▸ **Task instructions**:
In your copy of the data, include no pictures and alter nothing else.

▸ **Study material**:
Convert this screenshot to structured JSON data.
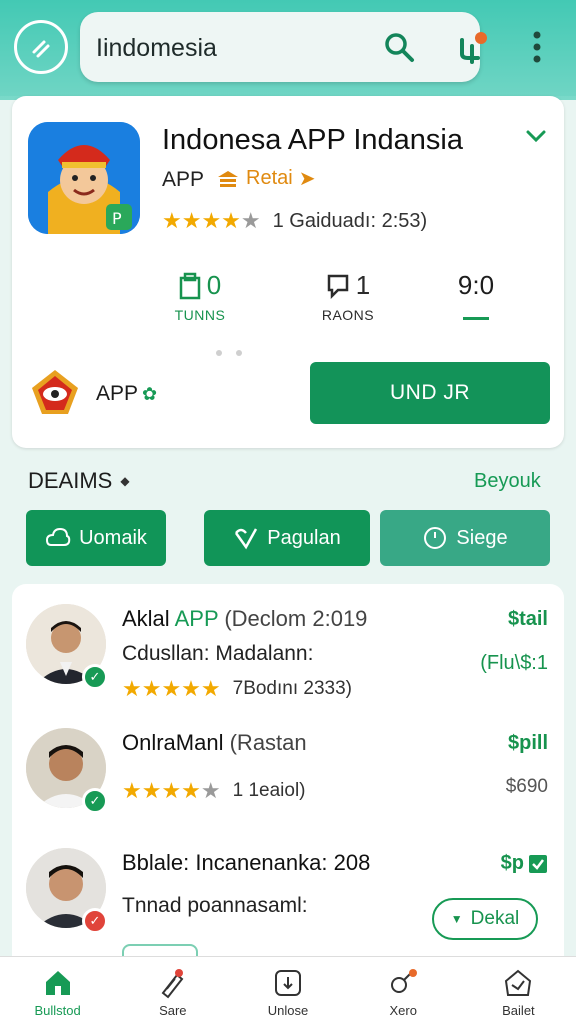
{
  "search": {
    "query": "Iindomesia"
  },
  "app": {
    "title": "Indonesa APP Indansia",
    "category": "APP",
    "tag": "Retai",
    "rating_stars": 4,
    "rating_text": "1 Gaiduadı: 2:53)",
    "stats": [
      {
        "value": "0",
        "label": "TUNNS"
      },
      {
        "value": "1",
        "label": "RAONS"
      },
      {
        "value": "9:0",
        "label": ""
      }
    ],
    "developer": "APP",
    "install_label": "UND JR"
  },
  "section": {
    "title": "DEAIMS",
    "link": "Beyouk",
    "chips": [
      "Uomaik",
      "Pagulan",
      "Siege"
    ]
  },
  "reviews": [
    {
      "name": "Aklal",
      "name_accent": "APP",
      "name_muted": "(Declom 2:019",
      "subtitle": "Cdusllan: Madalann:",
      "stars": 5,
      "rating_text": "7Bodını 2333)",
      "price": "$tail",
      "price2": "(Flu\\$:1"
    },
    {
      "name": "OnlraManl",
      "name_muted": "(Rastan",
      "stars": 4,
      "rating_text": "1 1eaiol)",
      "price": "$pill",
      "price2": "$690"
    },
    {
      "name": "Bblale: Incanenanka: 208",
      "subtitle": "Tnnad poannasaml:",
      "price": "$p",
      "button": "Dekal"
    }
  ],
  "nav": [
    {
      "label": "Bullstod",
      "active": true
    },
    {
      "label": "Sare",
      "active": false
    },
    {
      "label": "Unlose",
      "active": false
    },
    {
      "label": "Xero",
      "active": false
    },
    {
      "label": "Bailet",
      "active": false
    }
  ],
  "colors": {
    "accent": "#139359",
    "topbar": "#43c9b4",
    "star": "#f2a900"
  }
}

▸ **Result of this task**:
Convert this screenshot to structured JSON data.
{
  "search": {
    "query": "Iindomesia"
  },
  "app": {
    "title": "Indonesa APP Indansia",
    "category": "APP",
    "tag": "Retai",
    "rating_stars": 4,
    "rating_text": "1 Gaiduadı: 2:53)",
    "stats": [
      {
        "value": "0",
        "label": "TUNNS"
      },
      {
        "value": "1",
        "label": "RAONS"
      },
      {
        "value": "9:0",
        "label": ""
      }
    ],
    "developer": "APP",
    "install_label": "UND JR"
  },
  "section": {
    "title": "DEAIMS",
    "link": "Beyouk",
    "chips": [
      "Uomaik",
      "Pagulan",
      "Siege"
    ]
  },
  "reviews": [
    {
      "name": "Aklal",
      "name_accent": "APP",
      "name_muted": "(Declom 2:019",
      "subtitle": "Cdusllan: Madalann:",
      "stars": 5,
      "rating_text": "7Bodını 2333)",
      "price": "$tail",
      "price2": "(Flu\\$:1"
    },
    {
      "name": "OnlraManl",
      "name_muted": "(Rastan",
      "stars": 4,
      "rating_text": "1 1eaiol)",
      "price": "$pill",
      "price2": "$690"
    },
    {
      "name": "Bblale: Incanenanka: 208",
      "subtitle": "Tnnad poannasaml:",
      "price": "$p",
      "button": "Dekal"
    }
  ],
  "nav": [
    {
      "label": "Bullstod",
      "active": true
    },
    {
      "label": "Sare",
      "active": false
    },
    {
      "label": "Unlose",
      "active": false
    },
    {
      "label": "Xero",
      "active": false
    },
    {
      "label": "Bailet",
      "active": false
    }
  ],
  "colors": {
    "accent": "#139359",
    "topbar": "#43c9b4",
    "star": "#f2a900"
  }
}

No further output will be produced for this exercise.